As a family practice physician, I see a wide range of patients from all walks of life. I am privileged to count among my patients a number of people who operate small businesses. As a group, they are talented, hard-working and committed. They have to be. Otherwise, they wouldn’t succeed.
One thing these small-business people all understand is competition. They understand that competition forces all participants in the marketplace to focus on continually improving the products and services they offer. They understand that competition is fundamental to our free-market economy.
I am a physician, not a business person, but I do appreciate the merits of competition. And I do understand that this needs to be an important part of the debate over a new medical center to serve western Waukesha County. The truth is this simple: When health care providers compete for your business, the result is better care and better service.
The physicians and staff of Wilkinson Medical Clinic and Aurora Health Care have proposed to build a beautiful new medical center on a site within Pabst Farms in the Town of Summit. The project will include a new and larger Wilkinson clinic to replace the old building in Oconomowoc, which we long ago outgrew. The clinic will be closely integrated into a state-of-the-art community hospital featuring the latest technology for diagnosis and treatment, along with a new patient-centered model of care that is unlike anything that now exists in Waukesha County.
Most important, the new medical center will provide an option for care where no option now exists. While eastern Waukesha County offers a number of choices in hospital care, there is only one hospital in the fast-growing communities of western Waukesha County. The new Aurora Medical Center will introduce competition – and that’s a good thing.
Some critics call it "duplication of services," an odd argument that’s never made when someone proposes to establish a bank in a community that already has a bank – or a supermarket, or restaurant or department store.
Other critics maintain that costs will rise when a second hospital begins serving the communities of western Waukesha County. They argue that the same number of patients will need to be shared among two hospitals, driving up overhead costs. This argument ignores a sad truth that my physician colleagues and I know well: Many of our patients now leave the area when they need hospital care. The latest state data shows that 57 percent of the residents of western Waukesha County travel out of the area when they need to be hospitalized. That’s just not right.
A new hospital will give people a new reason to stay in the area for care. This, coupled with the rapid population growth in our communities, to be fueled in part by the development of Pabst Farms over the next few years, will mean there is more than enough patient volume to support two community hospitals. The growing number of older residents in our communities also will increase the demand for inpatient care.

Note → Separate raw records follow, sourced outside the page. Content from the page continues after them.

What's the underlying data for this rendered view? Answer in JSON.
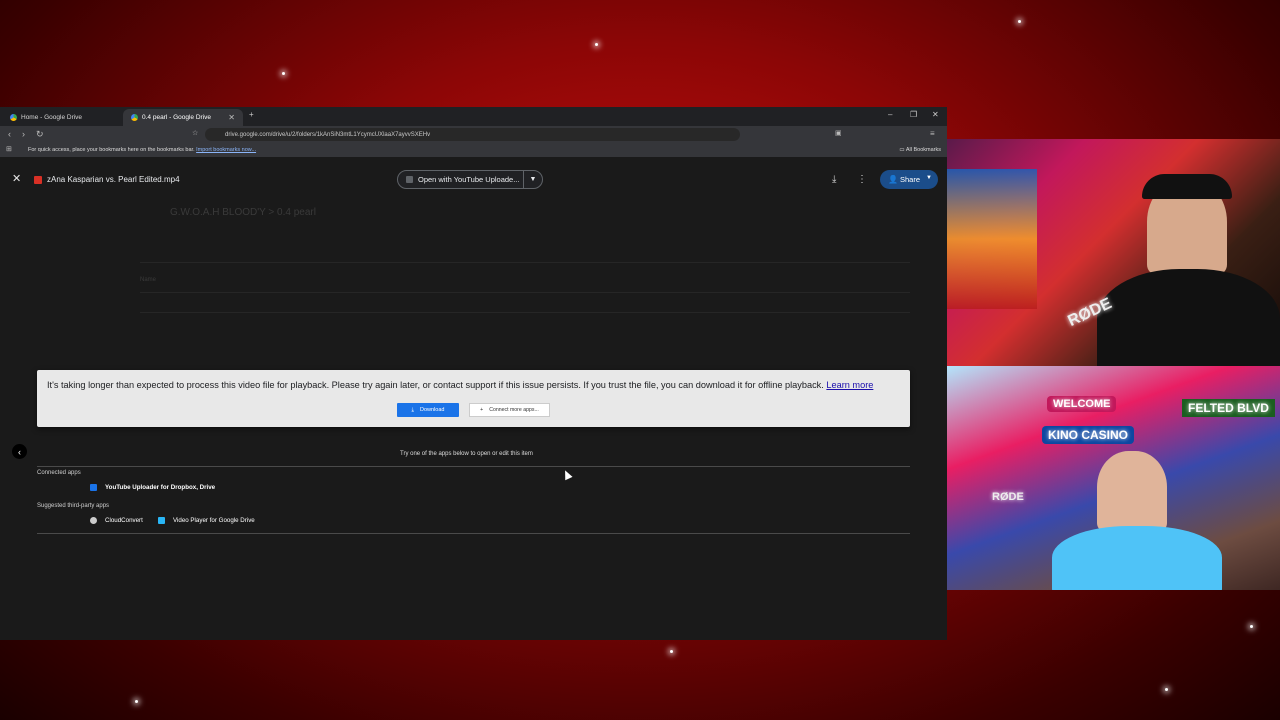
{
  "browser": {
    "tabs": [
      {
        "label": "Home - Google Drive",
        "active": false
      },
      {
        "label": "0.4 pearl - Google Drive",
        "active": true
      }
    ],
    "url": "drive.google.com/drive/u/2/folders/1kAnSiN3mtL1YcymcUXlaaX7ayvvSXEHv",
    "bookmark_bar": {
      "prompt": "For quick access, place your bookmarks here on the bookmarks bar.",
      "import_link": "Import bookmarks now...",
      "all_bookmarks": "All Bookmarks"
    }
  },
  "viewer": {
    "file_name": "zAna Kasparian vs. Pearl Edited.mp4",
    "open_with": "Open with YouTube Uploade...",
    "share_label": "Share",
    "message": "It's taking longer than expected to process this video file for playback. Please try again later, or contact support if this issue persists. If you trust the file, you can download it for offline playback.",
    "learn_more": "Learn more",
    "download_label": "Download",
    "connect_label": "Connect more apps...",
    "try_text": "Try one of the apps below to open or edit this item",
    "connected_heading": "Connected apps",
    "connected_apps": [
      "YouTube Uploader for Dropbox, Drive"
    ],
    "suggested_heading": "Suggested third-party apps",
    "suggested_apps": [
      "CloudConvert",
      "Video Player for Google Drive"
    ]
  },
  "background_ghost": {
    "breadcrumb": "G.W.O.A.H BLOOD'Y  >  0.4 pearl",
    "header_name": "Name"
  },
  "stream": {
    "mic_brand": "RØDE",
    "sign_welcome": "WELCOME",
    "sign_casino": "KINO CASINO",
    "sign_street": "FELTED BLVD"
  },
  "colors": {
    "share_blue": "#1b4d8a",
    "download_blue": "#1a73e8",
    "bg_red": "#c8100e"
  }
}
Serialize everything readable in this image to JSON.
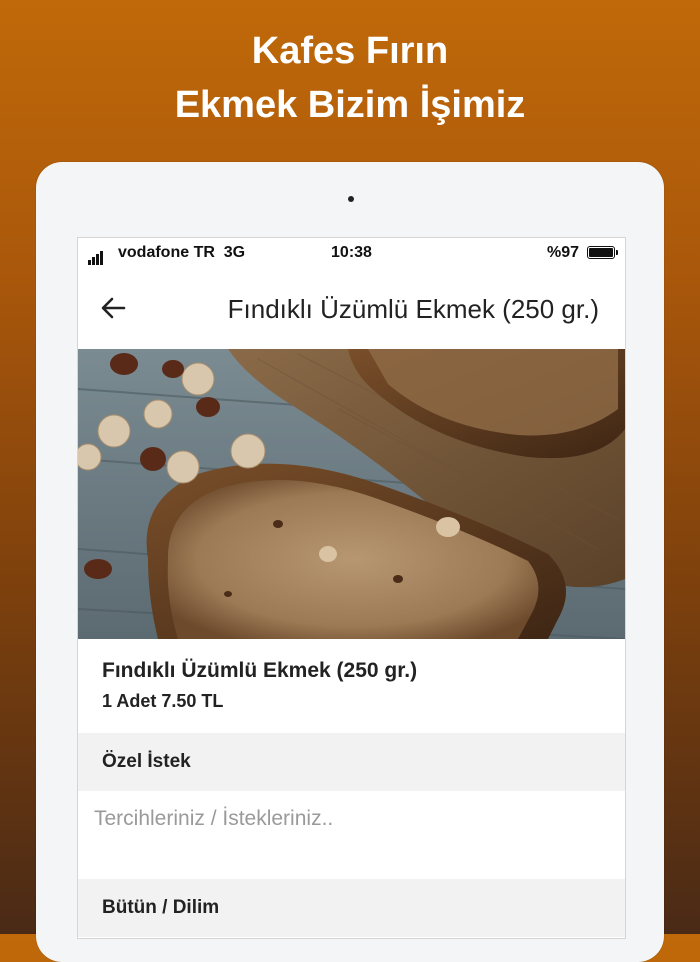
{
  "headline": {
    "line1": "Kafes Fırın",
    "line2": "Ekmek Bizim İşimiz"
  },
  "status_bar": {
    "carrier": "vodafone TR  3G",
    "time": "10:38",
    "battery": "%97"
  },
  "nav": {
    "back_icon": "back-arrow-icon",
    "title": "Fındıklı Üzümlü Ekmek (250 gr.)"
  },
  "product": {
    "image_subject": "sliced hazelnut raisin bread on burlap",
    "name": "Fındıklı Üzümlü Ekmek (250 gr.)",
    "price_line": "1 Adet 7.50 TL"
  },
  "special_request": {
    "heading": "Özel İstek",
    "placeholder": "Tercihleriniz / İstekleriniz.."
  },
  "cut_option": {
    "heading": "Bütün / Dilim"
  },
  "colors": {
    "background_top": "#c0690a",
    "background_bottom": "#4a2a16",
    "section_bg": "#f2f2f2"
  }
}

We’re in the midst of a crisis in health care costs. The insurance premium increases we’ve been seeing are unsustainable. I hear that most clearly from the small-business operators who are among my patients. As we announced plans for the new medical center, Aurora thought it was important to address cost concerns up front – by pledging to establish prices at the new hospital at levels consistent with prices at other hospitals in the county, and thereafter to hold any price increases below the medical consumer price index. In other words, patients and employers will receive a new option for care at a price that is no different from what they are paying elsewhere.
And, of course, competition acts as a check on spiraling costs. Being competitive means providing care in the most cost-effective manner.
Again, I’m a doctor, not a business person or a health care economist. But I don’t need an advanced degree in economics to understand the benefits of competition. And I know that we are seldom best-served by monopolies.
I was born and raised in the Town of Summit, and that’s where I’m raising my children. For my family, my neighbors and my patients, I want to ensure a strong and vibrant system of health care services, today and long into the future.
Competition? It’s only healthy.
Kristin Simons, M.D., is a family practitioner with Aurora Health Care’s Wilkinson Medical Clinic in Oconomowoc.
April 11, 2004 Small Business Times, Milwaukee, WI